● WHAT TO DO
Please filter the data below down to the lines holding the string "this".

[App and web page records]
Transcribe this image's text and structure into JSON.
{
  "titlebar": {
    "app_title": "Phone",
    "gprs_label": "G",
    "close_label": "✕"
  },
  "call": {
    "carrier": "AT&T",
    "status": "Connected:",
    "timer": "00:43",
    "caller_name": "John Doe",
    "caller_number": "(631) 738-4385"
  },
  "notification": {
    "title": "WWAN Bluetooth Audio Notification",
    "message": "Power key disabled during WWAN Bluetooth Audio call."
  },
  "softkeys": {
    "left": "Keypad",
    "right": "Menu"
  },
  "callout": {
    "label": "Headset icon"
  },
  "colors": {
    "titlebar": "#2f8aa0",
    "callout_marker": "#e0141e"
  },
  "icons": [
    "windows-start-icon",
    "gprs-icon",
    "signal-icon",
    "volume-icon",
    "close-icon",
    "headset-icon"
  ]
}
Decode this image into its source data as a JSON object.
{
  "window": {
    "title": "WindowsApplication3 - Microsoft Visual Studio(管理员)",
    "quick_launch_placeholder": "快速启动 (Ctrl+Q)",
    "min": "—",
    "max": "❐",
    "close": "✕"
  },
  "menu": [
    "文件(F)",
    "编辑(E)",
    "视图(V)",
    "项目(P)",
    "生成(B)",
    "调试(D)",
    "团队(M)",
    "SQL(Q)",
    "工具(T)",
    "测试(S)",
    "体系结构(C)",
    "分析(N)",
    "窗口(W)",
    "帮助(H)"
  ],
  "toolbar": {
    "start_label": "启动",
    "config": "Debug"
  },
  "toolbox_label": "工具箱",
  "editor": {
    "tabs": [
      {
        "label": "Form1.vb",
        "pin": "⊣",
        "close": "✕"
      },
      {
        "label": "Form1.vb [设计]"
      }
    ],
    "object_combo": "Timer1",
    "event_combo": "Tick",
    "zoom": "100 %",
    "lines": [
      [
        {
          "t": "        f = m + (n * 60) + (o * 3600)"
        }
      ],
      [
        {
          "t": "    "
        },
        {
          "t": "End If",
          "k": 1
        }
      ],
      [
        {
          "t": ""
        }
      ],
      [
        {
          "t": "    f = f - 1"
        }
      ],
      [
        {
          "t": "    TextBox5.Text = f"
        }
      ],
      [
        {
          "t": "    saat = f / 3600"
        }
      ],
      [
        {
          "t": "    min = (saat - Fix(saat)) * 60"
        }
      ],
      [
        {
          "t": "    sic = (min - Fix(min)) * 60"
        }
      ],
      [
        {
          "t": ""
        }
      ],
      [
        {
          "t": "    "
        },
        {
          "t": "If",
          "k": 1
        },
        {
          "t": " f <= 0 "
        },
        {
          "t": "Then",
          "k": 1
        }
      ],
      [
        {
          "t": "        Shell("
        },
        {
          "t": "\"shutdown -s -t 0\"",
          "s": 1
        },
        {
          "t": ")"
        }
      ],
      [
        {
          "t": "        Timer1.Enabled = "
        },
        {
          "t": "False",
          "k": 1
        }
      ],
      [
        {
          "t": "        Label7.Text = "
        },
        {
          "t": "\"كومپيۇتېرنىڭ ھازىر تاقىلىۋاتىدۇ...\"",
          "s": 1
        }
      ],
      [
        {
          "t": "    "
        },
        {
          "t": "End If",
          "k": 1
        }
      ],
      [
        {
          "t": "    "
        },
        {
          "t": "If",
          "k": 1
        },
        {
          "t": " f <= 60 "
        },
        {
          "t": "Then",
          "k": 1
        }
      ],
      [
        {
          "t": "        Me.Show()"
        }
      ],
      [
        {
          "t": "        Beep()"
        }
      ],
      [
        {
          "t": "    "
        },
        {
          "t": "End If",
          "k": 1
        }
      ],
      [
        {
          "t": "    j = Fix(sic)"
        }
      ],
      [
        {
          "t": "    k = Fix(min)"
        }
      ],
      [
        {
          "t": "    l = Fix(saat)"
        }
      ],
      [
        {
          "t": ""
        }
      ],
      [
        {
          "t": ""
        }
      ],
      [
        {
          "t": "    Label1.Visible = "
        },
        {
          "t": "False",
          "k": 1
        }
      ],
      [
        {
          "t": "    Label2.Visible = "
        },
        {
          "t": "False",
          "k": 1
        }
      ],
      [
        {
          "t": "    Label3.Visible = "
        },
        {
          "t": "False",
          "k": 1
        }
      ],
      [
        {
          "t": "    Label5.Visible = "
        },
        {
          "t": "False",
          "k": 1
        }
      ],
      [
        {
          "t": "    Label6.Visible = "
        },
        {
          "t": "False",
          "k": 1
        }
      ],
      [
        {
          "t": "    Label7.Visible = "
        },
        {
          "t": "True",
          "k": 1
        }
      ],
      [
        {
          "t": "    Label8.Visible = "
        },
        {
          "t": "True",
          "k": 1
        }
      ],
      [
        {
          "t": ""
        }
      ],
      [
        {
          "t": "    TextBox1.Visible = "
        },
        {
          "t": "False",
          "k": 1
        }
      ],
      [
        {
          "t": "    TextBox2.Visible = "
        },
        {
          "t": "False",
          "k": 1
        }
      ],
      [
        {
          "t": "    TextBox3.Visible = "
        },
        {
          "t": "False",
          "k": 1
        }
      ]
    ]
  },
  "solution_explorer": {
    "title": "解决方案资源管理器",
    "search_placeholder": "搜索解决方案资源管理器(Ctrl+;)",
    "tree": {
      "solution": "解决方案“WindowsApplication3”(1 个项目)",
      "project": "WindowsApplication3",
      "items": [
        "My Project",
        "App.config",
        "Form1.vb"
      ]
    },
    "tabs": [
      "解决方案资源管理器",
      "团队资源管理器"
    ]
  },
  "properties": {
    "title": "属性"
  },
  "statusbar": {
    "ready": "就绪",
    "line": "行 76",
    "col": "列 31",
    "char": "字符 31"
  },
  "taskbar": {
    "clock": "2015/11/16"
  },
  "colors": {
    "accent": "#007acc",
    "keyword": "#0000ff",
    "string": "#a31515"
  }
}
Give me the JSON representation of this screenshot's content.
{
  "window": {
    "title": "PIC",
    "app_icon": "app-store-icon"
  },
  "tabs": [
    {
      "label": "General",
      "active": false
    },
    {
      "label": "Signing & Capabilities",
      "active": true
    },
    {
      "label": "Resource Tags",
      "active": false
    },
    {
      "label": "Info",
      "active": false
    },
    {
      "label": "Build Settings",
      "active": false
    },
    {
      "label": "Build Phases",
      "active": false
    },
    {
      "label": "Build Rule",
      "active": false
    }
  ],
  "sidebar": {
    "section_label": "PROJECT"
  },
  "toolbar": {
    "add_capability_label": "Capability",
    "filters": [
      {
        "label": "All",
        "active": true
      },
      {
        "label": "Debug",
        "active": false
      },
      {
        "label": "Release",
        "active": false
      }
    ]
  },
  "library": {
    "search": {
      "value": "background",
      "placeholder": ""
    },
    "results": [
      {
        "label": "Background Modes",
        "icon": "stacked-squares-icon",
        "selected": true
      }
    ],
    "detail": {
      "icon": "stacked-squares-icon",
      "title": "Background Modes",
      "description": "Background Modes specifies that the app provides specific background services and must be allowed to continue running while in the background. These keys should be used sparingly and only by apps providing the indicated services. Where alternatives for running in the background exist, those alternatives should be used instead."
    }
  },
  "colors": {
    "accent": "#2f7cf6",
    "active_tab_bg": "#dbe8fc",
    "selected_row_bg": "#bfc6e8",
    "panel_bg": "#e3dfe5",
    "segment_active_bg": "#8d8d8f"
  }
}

● RESULT OF THE TASK
Transcribe this image's text and structure into JSON.
Decode this image into its source data as a JSON object.
Give me the JSON representation of this screenshot's content.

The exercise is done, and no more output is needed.